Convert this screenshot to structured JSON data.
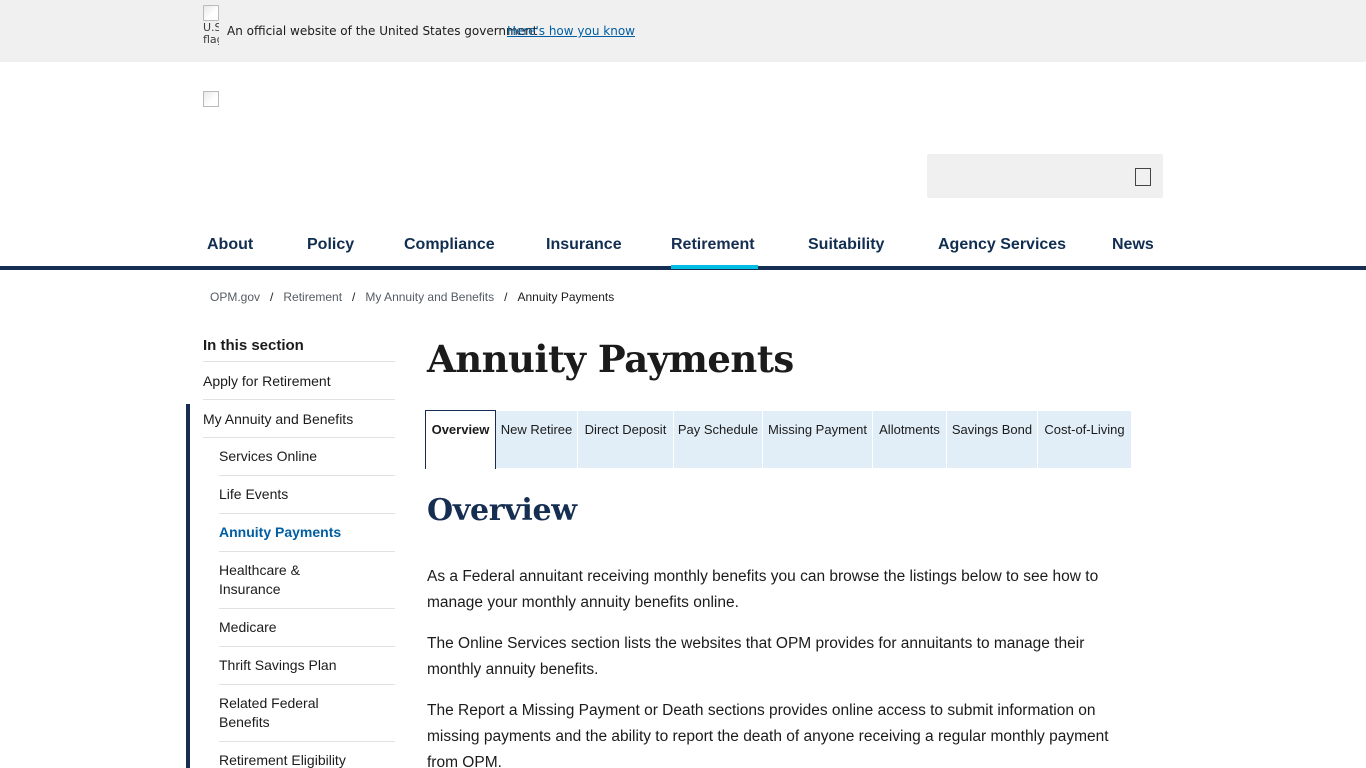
{
  "gov_banner": {
    "flag_alt": "U.S. flag",
    "text": "An official website of the United States government",
    "link": "Here's how you know"
  },
  "search": {
    "placeholder": ""
  },
  "nav": {
    "items": [
      {
        "label": "About"
      },
      {
        "label": "Policy"
      },
      {
        "label": "Compliance"
      },
      {
        "label": "Insurance"
      },
      {
        "label": "Retirement",
        "active": true
      },
      {
        "label": "Suitability"
      },
      {
        "label": "Agency Services"
      },
      {
        "label": "News"
      }
    ]
  },
  "breadcrumb": {
    "items": [
      "OPM.gov",
      "Retirement",
      "My Annuity and Benefits"
    ],
    "current": "Annuity Payments",
    "separator": "/"
  },
  "sidenav": {
    "title": "In this section",
    "top_items": [
      "Apply for Retirement",
      "My Annuity and Benefits"
    ],
    "sub_items": [
      {
        "label": "Services Online"
      },
      {
        "label": "Life Events"
      },
      {
        "label": "Annuity Payments",
        "active": true
      },
      {
        "label": "Healthcare & Insurance"
      },
      {
        "label": "Medicare"
      },
      {
        "label": "Thrift Savings Plan"
      },
      {
        "label": "Related Federal Benefits"
      },
      {
        "label": "Retirement Eligibility Surveys"
      }
    ]
  },
  "page": {
    "title": "Annuity Payments"
  },
  "tabs": [
    {
      "label": "Overview",
      "active": true
    },
    {
      "label": "New Retiree"
    },
    {
      "label": "Direct Deposit"
    },
    {
      "label": "Pay Schedule"
    },
    {
      "label": "Missing Payment"
    },
    {
      "label": "Allotments"
    },
    {
      "label": "Savings Bond"
    },
    {
      "label": "Cost-of-Living"
    }
  ],
  "content": {
    "heading": "Overview",
    "paragraphs": [
      "As a Federal annuitant receiving monthly benefits you can browse the listings below to see how to manage your monthly annuity benefits online.",
      "The Online Services section lists the websites that OPM provides for annuitants to manage their monthly annuity benefits.",
      "The Report a Missing Payment or Death sections provides online access to submit information on missing payments and the ability to report the death of anyone receiving a regular monthly payment from OPM."
    ]
  },
  "colors": {
    "navy": "#162e51",
    "link_blue": "#005ea2",
    "accent_cyan": "#00bde3",
    "tab_bg": "#e1eef8"
  },
  "icons": {
    "search": "search-icon",
    "flag": "us-flag-icon",
    "logo": "opm-logo"
  }
}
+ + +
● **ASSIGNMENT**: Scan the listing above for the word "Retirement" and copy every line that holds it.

● **ANSWER BOX**:
        "label": "Retirement",
      "Retirement",
      "Apply for Retirement",
        "label": "Retirement Eligibility Surveys"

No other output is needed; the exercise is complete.